The day before Thanksgiving I went to see Happy Feet 2. I haven’t seen a 3-D movie since 1965. At that time there were paper red/green glasses and it really wasn’t that great.

For a senior to go to a 3-D movie it costs $11.50, rather than $7 to see a regular flick. As Happy Feet without the 3-D was only playing at 10:40 AM, that sort of decided for me which one I would see.

Technology has really come a long way, and I must say the 3-D effects were really well done. First a notice came on the screen right after the Please Silence Your Phones. It said to put on your glasses. These were handed out as we entered the actual theater.

Now all the coming attractions were in 3-D. The movies were mostly cartoons, many with a pirate theme. I ducked a couple of times as swords were thrown toward the audience.

Then the feature presentation: I loved Happy Feet One, and was really looking forward to Happy Feet Two. It really wasn’t as good as the first one. I had been looking forward to hearing the voices of Brad Pitt and Matt Damon as two sea creatures, but they sounded so much alike, I couldn’t tell which one was which.

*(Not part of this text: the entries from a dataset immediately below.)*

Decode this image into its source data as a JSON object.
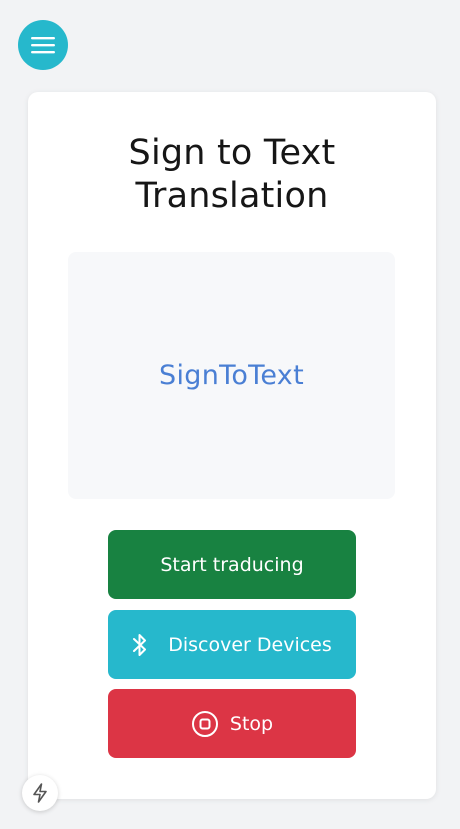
{
  "header": {
    "menu_icon": "hamburger-menu-icon",
    "menu_button_color": "#26b8cc"
  },
  "card": {
    "title": "Sign to Text Translation",
    "video_label": "SignToText"
  },
  "buttons": {
    "start": {
      "label": "Start traducing",
      "color": "#188241"
    },
    "discover": {
      "label": "Discover Devices",
      "icon": "bluetooth-icon",
      "color": "#26b8cc"
    },
    "stop": {
      "label": "Stop",
      "icon": "stop-circle-icon",
      "color": "#dc3545"
    }
  },
  "footer": {
    "floating_icon": "lightning-bolt-icon"
  }
}
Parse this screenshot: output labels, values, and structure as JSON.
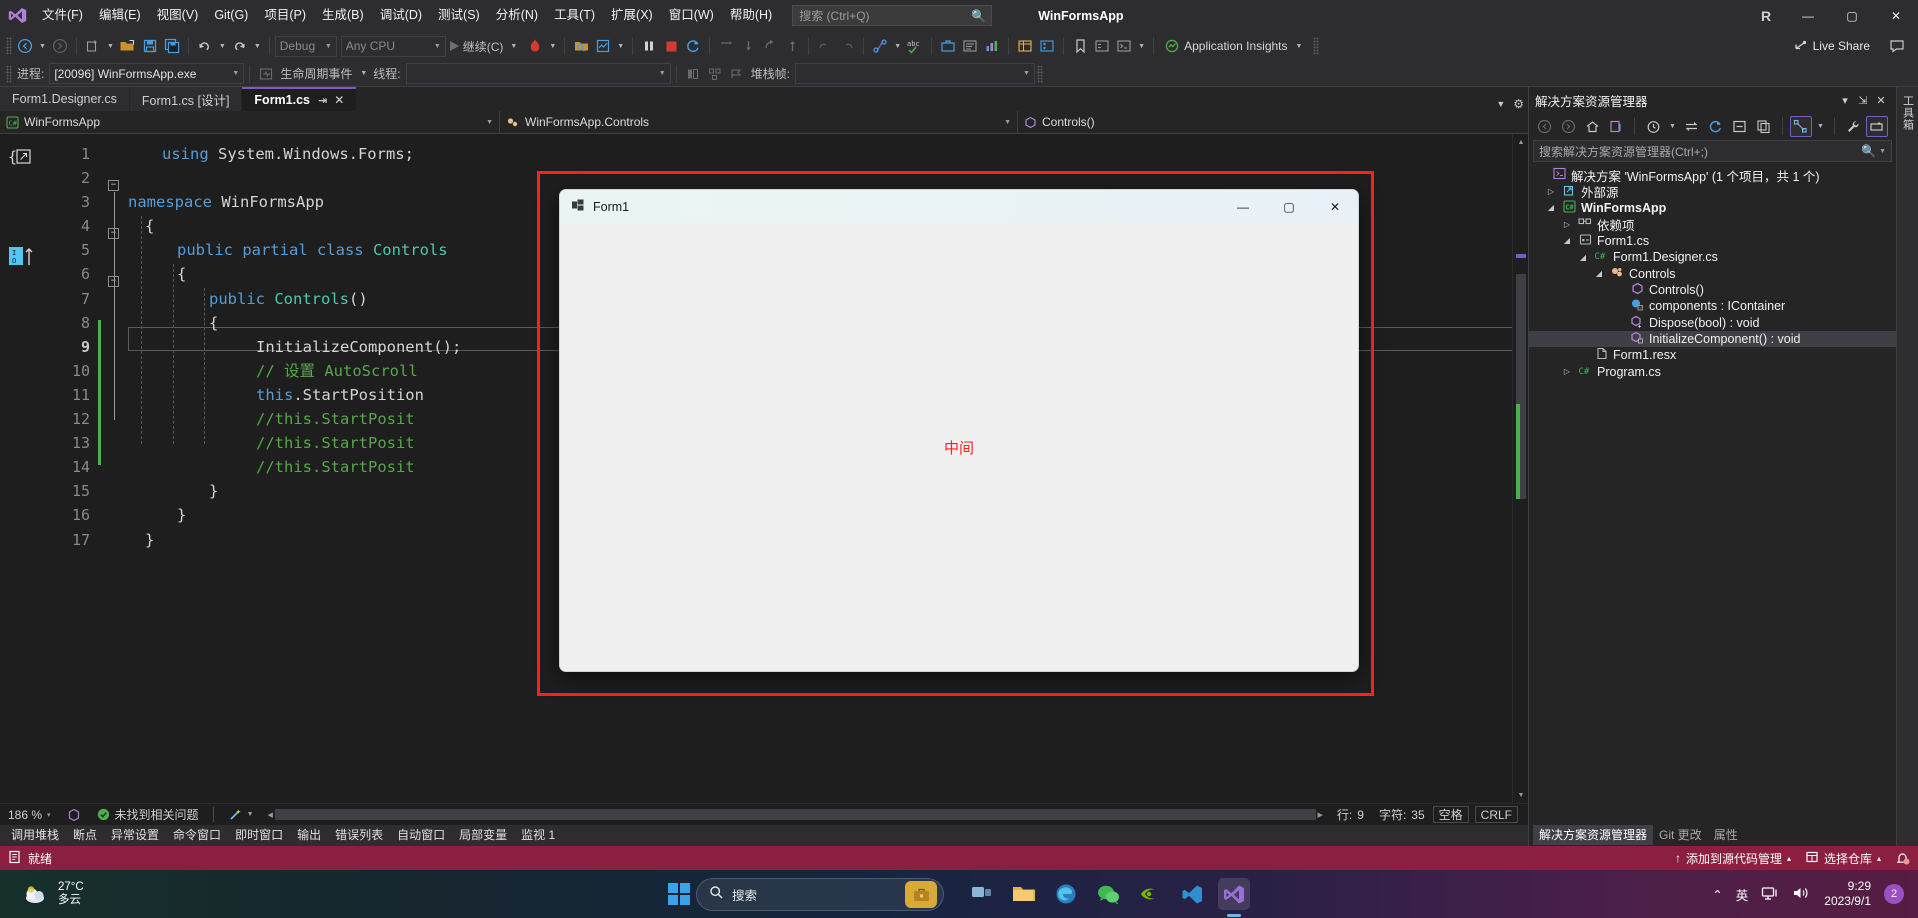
{
  "titlebar": {
    "logo_icon": "visual-studio-logo",
    "menus": [
      {
        "label": "文件(F)"
      },
      {
        "label": "编辑(E)"
      },
      {
        "label": "视图(V)"
      },
      {
        "label": "Git(G)"
      },
      {
        "label": "项目(P)"
      },
      {
        "label": "生成(B)"
      },
      {
        "label": "调试(D)"
      },
      {
        "label": "测试(S)"
      },
      {
        "label": "分析(N)"
      },
      {
        "label": "工具(T)"
      },
      {
        "label": "扩展(X)"
      },
      {
        "label": "窗口(W)"
      },
      {
        "label": "帮助(H)"
      }
    ],
    "search_placeholder": "搜索 (Ctrl+Q)",
    "search_icon": "search-icon",
    "app_title": "WinFormsApp",
    "account_initial": "R",
    "minimize": "—",
    "maximize": "▢",
    "close": "✕"
  },
  "toolbar": {
    "nav_back": "◀",
    "nav_forward": "▶",
    "new_project": "new-project-icon",
    "open_file": "open-file-icon",
    "save": "save-icon",
    "save_all": "save-all-icon",
    "undo": "undo-icon",
    "redo": "redo-icon",
    "config": "Debug",
    "platform": "Any CPU",
    "run_label": "继续(C)",
    "hot_reload": "hot-reload-icon",
    "app_insights": "Application Insights",
    "live_share": "Live Share",
    "pause": "pause-icon",
    "stop": "stop-icon",
    "restart": "restart-icon",
    "step_into": "step-into-icon",
    "step_over": "step-over-icon",
    "step_out": "step-out-icon"
  },
  "debugbar": {
    "process_label": "进程:",
    "process_value": "[20096] WinFormsApp.exe",
    "lifecycle_label": "生命周期事件",
    "thread_label": "线程:",
    "thread_value": "",
    "stack_label": "堆栈帧:",
    "stack_value": ""
  },
  "tabs": [
    {
      "label": "Form1.Designer.cs",
      "active": false
    },
    {
      "label": "Form1.cs [设计]",
      "active": false
    },
    {
      "label": "Form1.cs",
      "active": true,
      "pin": "⇥",
      "close": "✕"
    }
  ],
  "navbar": {
    "project": "WinFormsApp",
    "project_icon": "csharp-project-icon",
    "type": "WinFormsApp.Controls",
    "type_icon": "class-icon",
    "member": "Controls()",
    "member_icon": "method-icon",
    "dropdown": "▾"
  },
  "editor": {
    "line_numbers": [
      "1",
      "2",
      "3",
      "4",
      "5",
      "6",
      "7",
      "8",
      "9",
      "10",
      "11",
      "12",
      "13",
      "14",
      "15",
      "16",
      "17"
    ],
    "current_line": 9,
    "lines": [
      {
        "n": 1,
        "tokens": [
          {
            "t": "using ",
            "c": "kw"
          },
          {
            "t": "System.Windows.Forms;",
            "c": "id"
          }
        ],
        "indent": 0
      },
      {
        "n": 2,
        "tokens": [],
        "indent": 0
      },
      {
        "n": 3,
        "tokens": [
          {
            "t": "namespace ",
            "c": "kw"
          },
          {
            "t": "WinFormsApp",
            "c": "id"
          }
        ],
        "indent": 0
      },
      {
        "n": 4,
        "tokens": [
          {
            "t": "{",
            "c": "id"
          }
        ],
        "indent": 1
      },
      {
        "n": 5,
        "tokens": [
          {
            "t": "public partial class ",
            "c": "kw"
          },
          {
            "t": "Controls",
            "c": "type"
          }
        ],
        "indent": 2
      },
      {
        "n": 6,
        "tokens": [
          {
            "t": "{",
            "c": "id"
          }
        ],
        "indent": 2
      },
      {
        "n": 7,
        "tokens": [
          {
            "t": "public ",
            "c": "kw"
          },
          {
            "t": "Controls",
            "c": "type"
          },
          {
            "t": "()",
            "c": "id"
          }
        ],
        "indent": 3
      },
      {
        "n": 8,
        "tokens": [
          {
            "t": "{",
            "c": "id"
          }
        ],
        "indent": 3
      },
      {
        "n": 9,
        "tokens": [
          {
            "t": "InitializeComponent();",
            "c": "id"
          }
        ],
        "indent": 4
      },
      {
        "n": 10,
        "tokens": [
          {
            "t": "// 设置 AutoScroll",
            "c": "cmt"
          }
        ],
        "indent": 4
      },
      {
        "n": 11,
        "tokens": [
          {
            "t": "this",
            "c": "kw"
          },
          {
            "t": ".StartPosition",
            "c": "id"
          }
        ],
        "indent": 4
      },
      {
        "n": 12,
        "tokens": [
          {
            "t": "//this.StartPosit",
            "c": "cmt"
          }
        ],
        "indent": 4
      },
      {
        "n": 13,
        "tokens": [
          {
            "t": "//this.StartPosit",
            "c": "cmt"
          }
        ],
        "indent": 4
      },
      {
        "n": 14,
        "tokens": [
          {
            "t": "//this.StartPosit",
            "c": "cmt"
          }
        ],
        "indent": 4
      },
      {
        "n": 15,
        "tokens": [
          {
            "t": "}",
            "c": "id"
          }
        ],
        "indent": 3
      },
      {
        "n": 16,
        "tokens": [
          {
            "t": "}",
            "c": "id"
          }
        ],
        "indent": 2
      },
      {
        "n": 17,
        "tokens": [
          {
            "t": "}",
            "c": "id"
          }
        ],
        "indent": 1
      }
    ],
    "bookmark_icon": "bookmark-brace-icon",
    "ioglyph_icon": "io-arrow-icon"
  },
  "form1": {
    "title": "Form1",
    "icon": "winforms-icon",
    "minimize": "—",
    "maximize": "▢",
    "close": "✕",
    "content_label": "中间",
    "content_color": "#ff2020",
    "highlight_color": "#ff2020"
  },
  "solution_explorer": {
    "title": "解决方案资源管理器",
    "header_dropdown": "▾",
    "header_pin": "⇲",
    "header_close": "✕",
    "toolbar_icons": [
      {
        "name": "back-icon",
        "glyph": "⬅"
      },
      {
        "name": "forward-icon",
        "glyph": "➡"
      },
      {
        "name": "home-icon",
        "glyph": "⌂"
      },
      {
        "name": "pending-changes-icon",
        "glyph": "⧉"
      },
      {
        "name": "history-icon",
        "glyph": "⏱"
      },
      {
        "name": "sync-icon",
        "glyph": "⇆"
      },
      {
        "name": "refresh-icon",
        "glyph": "⟳"
      },
      {
        "name": "collapse-all-icon",
        "glyph": "⊟"
      },
      {
        "name": "show-all-files-icon",
        "glyph": "⧉"
      },
      {
        "name": "view-hierarchy-icon",
        "glyph": "⛓"
      },
      {
        "name": "properties-wrench-icon",
        "glyph": "🔧"
      },
      {
        "name": "preview-selected-icon",
        "glyph": "▤"
      }
    ],
    "search_placeholder": "搜索解决方案资源管理器(Ctrl+;)",
    "search_icon": "search-icon",
    "tree": [
      {
        "indent": 0,
        "exp": "",
        "icon": "solution-icon",
        "glyph": "▤",
        "label": "解决方案 'WinFormsApp' (1 个项目，共 1 个)",
        "bold": false,
        "sel": false,
        "color": "#f1f1f1"
      },
      {
        "indent": 0,
        "exp": "▷",
        "icon": "external-sources-icon",
        "glyph": "🗗",
        "label": "外部源",
        "bold": false,
        "sel": false,
        "color": "#f1f1f1"
      },
      {
        "indent": 0,
        "exp": "◢",
        "icon": "csharp-project-icon",
        "glyph": "C#",
        "label": "WinFormsApp",
        "bold": true,
        "sel": false,
        "color": "#f1f1f1"
      },
      {
        "indent": 1,
        "exp": "▷",
        "icon": "dependencies-icon",
        "glyph": "🗄",
        "label": "依赖项",
        "bold": false,
        "sel": false,
        "color": "#f1f1f1"
      },
      {
        "indent": 1,
        "exp": "◢",
        "icon": "form-icon",
        "glyph": "▣",
        "label": "Form1.cs",
        "bold": false,
        "sel": false,
        "color": "#f1f1f1"
      },
      {
        "indent": 2,
        "exp": "◢",
        "icon": "csharp-file-icon",
        "glyph": "C#",
        "label": "Form1.Designer.cs",
        "bold": false,
        "sel": false,
        "color": "#f1f1f1"
      },
      {
        "indent": 3,
        "exp": "◢",
        "icon": "class-icon",
        "glyph": "✿",
        "label": "Controls",
        "bold": false,
        "sel": false,
        "color": "#f1f1f1"
      },
      {
        "indent": 4,
        "exp": "",
        "icon": "method-icon",
        "glyph": "◈",
        "label": "Controls()",
        "bold": false,
        "sel": false,
        "color": "#f1f1f1"
      },
      {
        "indent": 4,
        "exp": "",
        "icon": "field-icon",
        "glyph": "◕",
        "label": "components : IContainer",
        "bold": false,
        "sel": false,
        "color": "#f1f1f1"
      },
      {
        "indent": 4,
        "exp": "",
        "icon": "method-icon",
        "glyph": "◈",
        "label": "Dispose(bool) : void",
        "bold": false,
        "sel": false,
        "color": "#f1f1f1"
      },
      {
        "indent": 4,
        "exp": "",
        "icon": "method-icon",
        "glyph": "◈",
        "label": "InitializeComponent() : void",
        "bold": false,
        "sel": true,
        "color": "#f1f1f1"
      },
      {
        "indent": 2,
        "exp": "",
        "icon": "resx-icon",
        "glyph": "🗋",
        "label": "Form1.resx",
        "bold": false,
        "sel": false,
        "color": "#f1f1f1"
      },
      {
        "indent": 1,
        "exp": "▷",
        "icon": "csharp-file-icon",
        "glyph": "C#",
        "label": "Program.cs",
        "bold": false,
        "sel": false,
        "color": "#f1f1f1"
      }
    ],
    "bottom_tabs": [
      {
        "label": "解决方案资源管理器",
        "active": true
      },
      {
        "label": "Git 更改",
        "active": false
      },
      {
        "label": "属性",
        "active": false
      }
    ],
    "vertical_tool": "工具箱"
  },
  "editor_status": {
    "zoom": "186 %",
    "zoom_caret": "▾",
    "issues_icon": "check-circle-icon",
    "issues": "未找到相关问题",
    "wand_icon": "magic-wand-icon",
    "line_label": "行:",
    "line_value": "9",
    "char_label": "字符:",
    "char_value": "35",
    "spaces": "空格",
    "eol": "CRLF"
  },
  "debug_tabs": [
    {
      "label": "调用堆栈"
    },
    {
      "label": "断点"
    },
    {
      "label": "异常设置"
    },
    {
      "label": "命令窗口"
    },
    {
      "label": "即时窗口"
    },
    {
      "label": "输出"
    },
    {
      "label": "错误列表"
    },
    {
      "label": "自动窗口"
    },
    {
      "label": "局部变量"
    },
    {
      "label": "监视 1"
    }
  ],
  "vs_statusbar": {
    "ready_icon": "ready-icon",
    "ready": "就绪",
    "source_control": "添加到源代码管理",
    "source_control_caret": "▴",
    "repo_icon": "repo-icon",
    "repo": "选择仓库",
    "repo_caret": "▴",
    "bell_icon": "bell-icon",
    "bg_color": "#8b1f41"
  },
  "taskbar": {
    "weather_temp": "27°C",
    "weather_desc": "多云",
    "weather_icon": "cloud-icon",
    "start_icon": "windows-start-icon",
    "search_placeholder": "搜索",
    "search_icon": "search-icon",
    "search_pill_icon": "briefcase-icon",
    "apps": [
      {
        "name": "taskview-icon",
        "glyph": "▤",
        "color": "#8fb8d8",
        "active": false
      },
      {
        "name": "file-explorer-icon",
        "glyph": "🗀",
        "color": "#e8b34a",
        "active": false
      },
      {
        "name": "edge-icon",
        "glyph": "◉",
        "color": "#3aa2e8",
        "active": false
      },
      {
        "name": "wechat-icon",
        "glyph": "◍",
        "color": "#4fc35a",
        "active": false
      },
      {
        "name": "nvidia-icon",
        "glyph": "N",
        "color": "#7bbf3a",
        "active": false
      },
      {
        "name": "vscode-icon",
        "glyph": "◂",
        "color": "#3aa2e8",
        "active": false
      },
      {
        "name": "visual-studio-icon",
        "glyph": "◆",
        "color": "#9a6fd8",
        "active": true
      }
    ],
    "tray_expand": "⌃",
    "ime": "英",
    "network_icon": "network-icon",
    "volume_icon": "volume-icon",
    "time": "9:29",
    "date": "2023/9/1",
    "notification_count": "2"
  }
}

The story is simple. Mumbles is now grown up. He was the penquin who couldn’t sing, but was a great dancer. Now he is ‘married’ and has a child. Eric, the little child penquin can’t dance, but he has a beautiful singing voice.

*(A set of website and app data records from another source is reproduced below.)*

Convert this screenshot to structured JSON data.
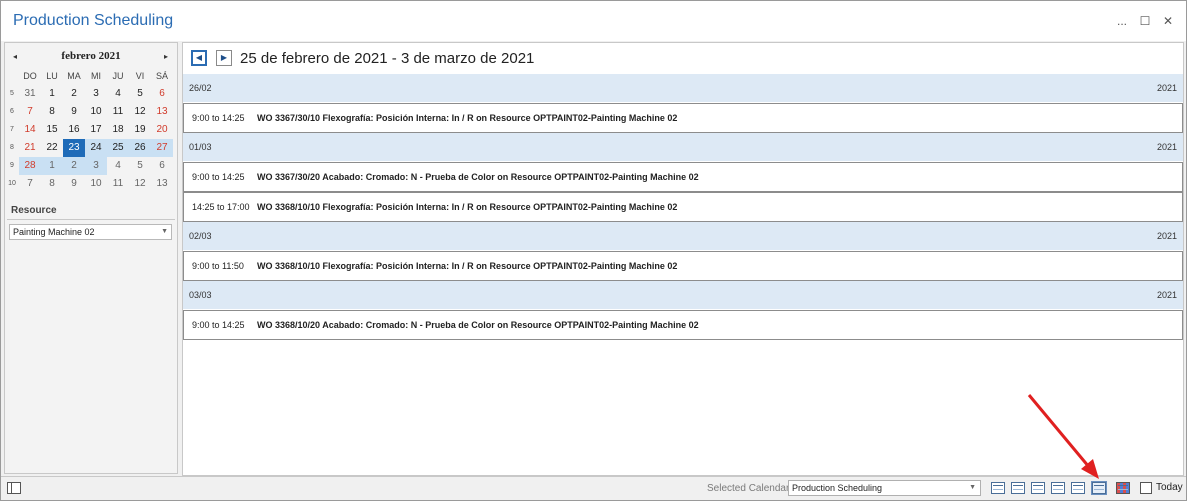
{
  "window": {
    "title": "Production Scheduling",
    "controls": {
      "more": "...",
      "maximize": "☐",
      "close": "✕"
    }
  },
  "mini_calendar": {
    "month_label": "febrero 2021",
    "prev": "◂",
    "next": "▸",
    "weekdays": [
      "DO",
      "LU",
      "MA",
      "MI",
      "JU",
      "VI",
      "SÁ"
    ],
    "weeks": [
      {
        "num": "5",
        "days": [
          "31",
          "1",
          "2",
          "3",
          "4",
          "5",
          "6"
        ]
      },
      {
        "num": "6",
        "days": [
          "7",
          "8",
          "9",
          "10",
          "11",
          "12",
          "13"
        ]
      },
      {
        "num": "7",
        "days": [
          "14",
          "15",
          "16",
          "17",
          "18",
          "19",
          "20"
        ]
      },
      {
        "num": "8",
        "days": [
          "21",
          "22",
          "23",
          "24",
          "25",
          "26",
          "27"
        ]
      },
      {
        "num": "9",
        "days": [
          "28",
          "1",
          "2",
          "3",
          "4",
          "5",
          "6"
        ]
      },
      {
        "num": "10",
        "days": [
          "7",
          "8",
          "9",
          "10",
          "11",
          "12",
          "13"
        ]
      }
    ],
    "selected_day": "23",
    "accent_color": "#1e6bb8",
    "weekend_color": "#d13b2b",
    "range_color": "#c9e0f3"
  },
  "resource": {
    "label": "Resource",
    "selected": "Painting Machine 02"
  },
  "scheduler": {
    "prev_icon": "◀",
    "next_icon": "▶",
    "date_range": "25 de febrero de 2021 - 3 de marzo de 2021",
    "days": [
      {
        "date": "26/02",
        "year": "2021",
        "appointments": [
          {
            "time": "9:00 to 14:25",
            "description": "WO 3367/30/10 Flexografía: Posición Interna: In / R on Resource OPTPAINT02-Painting Machine 02"
          }
        ]
      },
      {
        "date": "01/03",
        "year": "2021",
        "appointments": [
          {
            "time": "9:00 to 14:25",
            "description": "WO 3367/30/20 Acabado: Cromado: N - Prueba de Color on Resource OPTPAINT02-Painting Machine 02"
          },
          {
            "time": "14:25 to 17:00",
            "description": "WO 3368/10/10 Flexografía: Posición Interna: In / R on Resource OPTPAINT02-Painting Machine 02"
          }
        ]
      },
      {
        "date": "02/03",
        "year": "2021",
        "appointments": [
          {
            "time": "9:00 to 11:50",
            "description": "WO 3368/10/10 Flexografía: Posición Interna: In / R on Resource OPTPAINT02-Painting Machine 02"
          }
        ]
      },
      {
        "date": "03/03",
        "year": "2021",
        "appointments": [
          {
            "time": "9:00 to 14:25",
            "description": "WO 3368/10/20 Acabado: Cromado: N - Prueba de Color on Resource OPTPAINT02-Painting Machine 02"
          }
        ]
      }
    ]
  },
  "statusbar": {
    "selected_calendar_label": "Selected Calendar",
    "selected_calendar_value": "Production Scheduling",
    "today_label": "Today",
    "annotation_color": "#e02020"
  }
}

There are messages throughout the flick concerning global warming and shifting of the glaciers in the AntArtic. This has a terrible effect on the wildlife in the area, in this case, stranding the penquins from the sea, which is where they get their food.

The end result would have been starvation for thousands of penquins if Mumbles and Eric and their friends hadn’t come to the aid of the stranded penquins.

By ‘dancing’ and stomping on the snow, they were able to cause an avalanche which made a hill that the penquins could climb.

I hope I didn’t ruin the ending for you. It is really sweet to see just how they were able to accomplish this feat. The best part was at the end of the movie when bubbles floated out into the audience and popped right in front of your nose.

p.s. The closest I ever came to seeing how animals help each other, was in 1995, when I bought two little kittens. The first night I had them at home, I put them in the kitchen where I thought they would be safe. The next morning when I came to check on them, there was only one kitten.

I searched everywhere and finally heard a little meow from under the sink. It seems that the kitten had crawled between the bottom of the sink and the floor through a little crack in the floorboard. I couldn’t even get my hand in the space.

But the other kitten took both paws, pushed them through the crack and pulled the other kitten out by its head.

This was so amazing to me, the slightly larger kitten, helping his little brother. Needless to say, I duct taped the crack so this wouldn’t happen again. Sort of like locking the barn, after the horse is stolen.